I put on a thick rubber glove and hold the oyster in that hand, grasp the serrated knife with the other, and try to force the blade into one end of the shell. It takes a while to find a crevice which will let the knife in.
When I do, I have to wiggle it a bit, push a bit harder, rock it back and force and mutter a few swear words until I break through and can jimmy the oyster open.
It’s probably taken me a couple of minutes… but it’s only my first try.
Per’s brother Lars is one of the best oyster shuckers there is. He recently came third in the Oyster Opening World Cup (yes, there’s such a thing) and is ranked second in Sweden.
At the World Cup he opened 30 oysters perfectly in just 2 minutes and 45 seconds.
Per and Lars Karlsson now run a tourism business called Everts Sjobod which offers an intimate look into the fishing world around the water of Grebbestad with offerings like this oyster safari.
“We started are business ten years ago,” Per tells me as we sit down for a traditional fika (coffee break) in his boatshed after we return from the water.
“We started with lobster fishing and then oyster tasting and, five years ago, mackerel and crabs.
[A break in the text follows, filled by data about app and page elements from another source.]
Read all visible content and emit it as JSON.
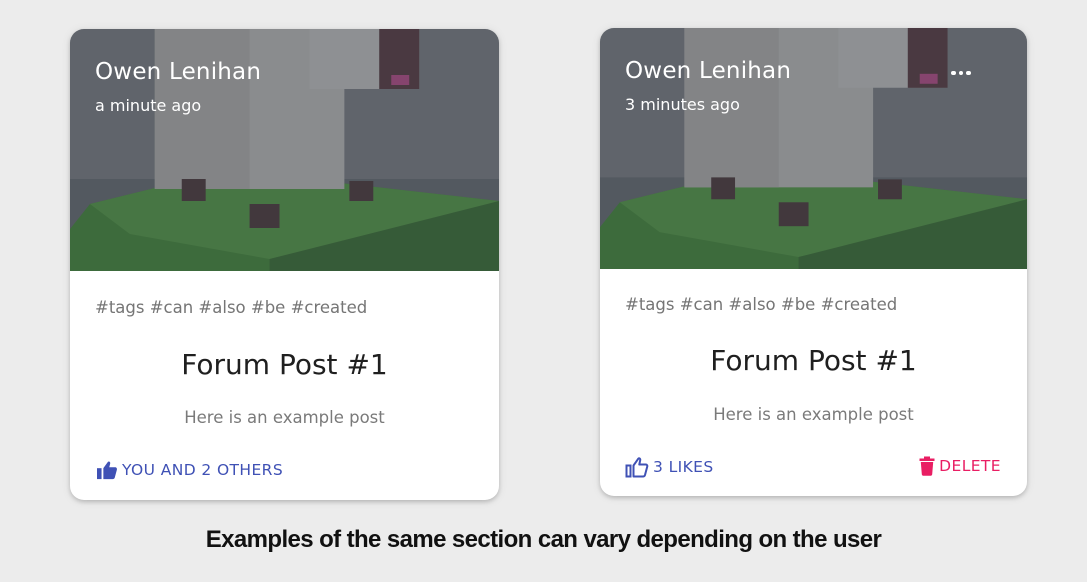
{
  "cards": [
    {
      "author": "Owen Lenihan",
      "time": "a minute ago",
      "tags": "#tags #can #also #be #created",
      "title": "Forum Post #1",
      "body": "Here is an example post",
      "like_label": "YOU AND 2 OTHERS",
      "like_state": "liked",
      "like_icon": "thumb-up-filled-icon"
    },
    {
      "author": "Owen Lenihan",
      "time": "3 minutes ago",
      "tags": "#tags #can #also #be #created",
      "title": "Forum Post #1",
      "body": "Here is an example post",
      "like_label": "3 LIKES",
      "like_state": "not-liked",
      "like_icon": "thumb-up-outline-icon",
      "more_icon": "more-horizontal-icon",
      "delete_label": "DELETE",
      "delete_icon": "trash-icon"
    }
  ],
  "caption": "Examples of the same section can vary depending on the user",
  "colors": {
    "page_background": "#ececec",
    "card_background": "#ffffff",
    "primary": "#3f51b5",
    "danger": "#e91e63",
    "image_overlay": "#3d424b"
  }
}
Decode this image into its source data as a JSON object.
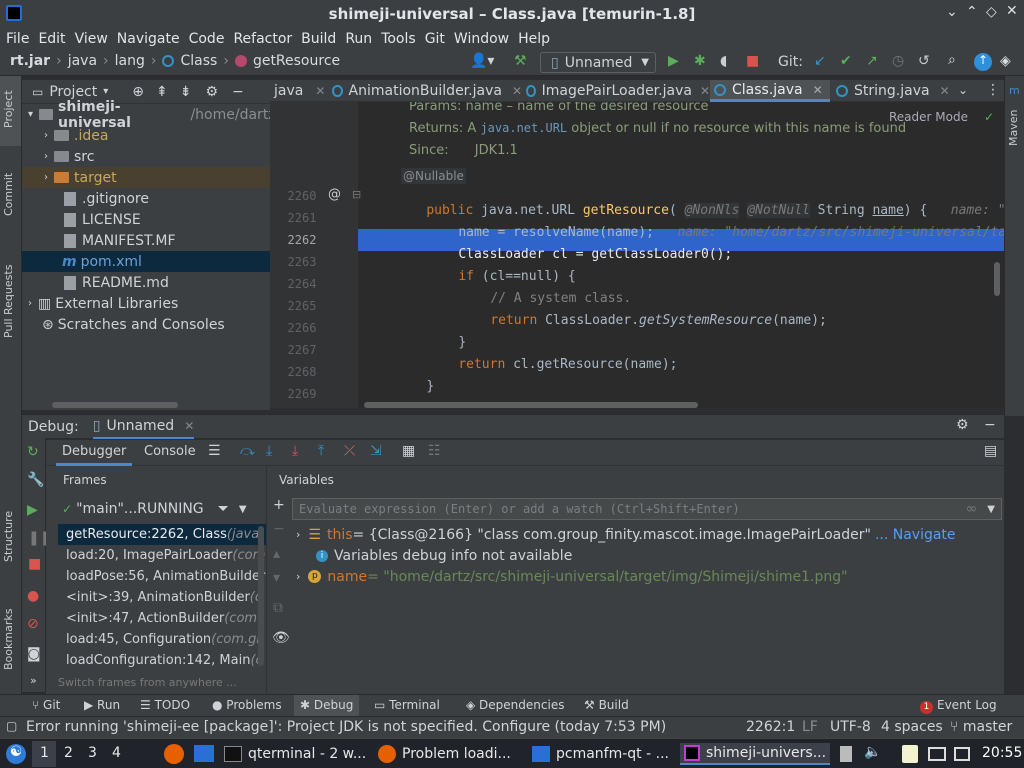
{
  "titlebar": {
    "title": "shimeji-universal – Class.java [temurin-1.8]"
  },
  "menu": [
    "File",
    "Edit",
    "View",
    "Navigate",
    "Code",
    "Refactor",
    "Build",
    "Run",
    "Tools",
    "Git",
    "Window",
    "Help"
  ],
  "breadcrumbs": [
    "rt.jar",
    "java",
    "lang",
    "Class",
    "getResource"
  ],
  "toolbar": {
    "run_config": "Unnamed",
    "git_label": "Git:"
  },
  "project": {
    "header": "Project",
    "root": "shimeji-universal",
    "root_path": "/home/dartz",
    "items": [
      ".idea",
      "src",
      "target",
      ".gitignore",
      "LICENSE",
      "MANIFEST.MF",
      "pom.xml",
      "README.md",
      "External Libraries",
      "Scratches and Consoles"
    ]
  },
  "editor_tabs": [
    "java",
    "AnimationBuilder.java",
    "ImagePairLoader.java",
    "Class.java",
    "String.java"
  ],
  "editor": {
    "reader_mode": "Reader Mode",
    "doc_params": "Params: name – name of the desired resource",
    "doc_returns_a": "Returns: A ",
    "doc_returns_code": "java.net.URL",
    "doc_returns_b": " object or null if no resource with this name is found",
    "doc_since_label": "Since:",
    "doc_since_value": "JDK1.1",
    "annotation": "@Nullable",
    "lines": [
      "2260",
      "2261",
      "2262",
      "2263",
      "2264",
      "2265",
      "2266",
      "2267",
      "2268",
      "2269"
    ],
    "code": {
      "l2260_kw": "public",
      "l2260_a": " java.net.URL ",
      "l2260_fn": "getResource",
      "l2260_b": "( ",
      "l2260_ann1": "@NonNls",
      "l2260_ann2": "@NotNull",
      "l2260_c": " String ",
      "l2260_param": "name",
      "l2260_d": ") {",
      "l2260_hint": "name: \"hom",
      "l2261": "name = resolveName(name);",
      "l2261_hint": "name: \"home/dartz/src/shimeji-universal/targe",
      "l2262": "ClassLoader cl = getClassLoader0();",
      "l2263_kw": "if",
      "l2263": " (cl==null) {",
      "l2264": "// A system class.",
      "l2265_kw": "return",
      "l2265_a": " ClassLoader.",
      "l2265_fn": "getSystemResource",
      "l2265_b": "(name);",
      "l2266": "}",
      "l2267_kw": "return",
      "l2267": " cl.getResource(name);",
      "l2268": "}"
    }
  },
  "debug": {
    "label": "Debug:",
    "config": "Unnamed",
    "tab_debugger": "Debugger",
    "tab_console": "Console",
    "frames_header": "Frames",
    "variables_header": "Variables",
    "thread": "\"main\"...RUNNING",
    "frames": [
      {
        "m": "getResource:2262, Class ",
        "c": "(java."
      },
      {
        "m": "load:20, ImagePairLoader ",
        "c": "(com"
      },
      {
        "m": "loadPose:56, AnimationBuilder",
        "c": ""
      },
      {
        "m": "<init>:39, AnimationBuilder ",
        "c": "(c"
      },
      {
        "m": "<init>:47, ActionBuilder ",
        "c": "(com."
      },
      {
        "m": "load:45, Configuration ",
        "c": "(com.gr"
      },
      {
        "m": "loadConfiguration:142, Main ",
        "c": "(c"
      }
    ],
    "switch_frames": "Switch frames from anywhere ...",
    "eval_placeholder": "Evaluate expression (Enter) or add a watch (Ctrl+Shift+Enter)",
    "var_this_name": "this",
    "var_this_value": " = {Class@2166} \"class com.group_finity.mascot.image.ImagePairLoader\"",
    "var_navigate": "... Navigate",
    "var_info": "Variables debug info not available",
    "var_name_name": "name",
    "var_name_value": " = \"home/dartz/src/shimeji-universal/target/img/Shimeji/shime1.png\""
  },
  "bottom_tabs": [
    "Git",
    "Run",
    "TODO",
    "Problems",
    "Debug",
    "Terminal",
    "Dependencies",
    "Build"
  ],
  "event_log": "Event Log",
  "event_count": "1",
  "status": {
    "message": "Error running 'shimeji-ee [package]': Project JDK is not specified. Configure (today 7:53 PM)",
    "position": "2262:1",
    "line_sep": "LF",
    "encoding": "UTF-8",
    "indent": "4 spaces",
    "branch": "master"
  },
  "left_tools": [
    "Project",
    "Commit",
    "Pull Requests",
    "Structure",
    "Bookmarks"
  ],
  "right_tools": [
    "Maven"
  ],
  "taskbar": {
    "workspaces": [
      "1",
      "2",
      "3",
      "4"
    ],
    "items": [
      "qterminal - 2 w...",
      "Problem loadi...",
      "pcmanfm-qt - ...",
      "shimeji-univers..."
    ],
    "clock": "20:55"
  }
}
We then start with the boat and now you can stay overnight here.”
And staying overnight is what makes the experience even more special.
The boat trip and the seafood is traditional and a real highlight of Sweden’s west coast but being able to sleep in this beautifully renovated boathouse right on the water gives you a sense of seaside peace that many accommodation options in the area can’t offer.
Despite the tourists who do come here in the summer for the seafood, Grebbestad and the area around it still feels authentic.
Although some of the fishermen have turned to tourism – and even more sell their catches to tourists – much here is done as it always has been.
“Fishermen here want to protect the area because their children maybe fish too,” Per says.
“It’s a marine park outside here so the big boats aren’t allowed to come here – only the small boats are allowed to fish here and they do it in a very good way.”
They may not be using their little huts as much as before but, when it comes to seafood, this is still Sweden’s pearl in the oyster.
Time Travel Turtle was a guest of the West Sweden Tourist Board but the opinions, over-written descriptions and bad jokes are his own.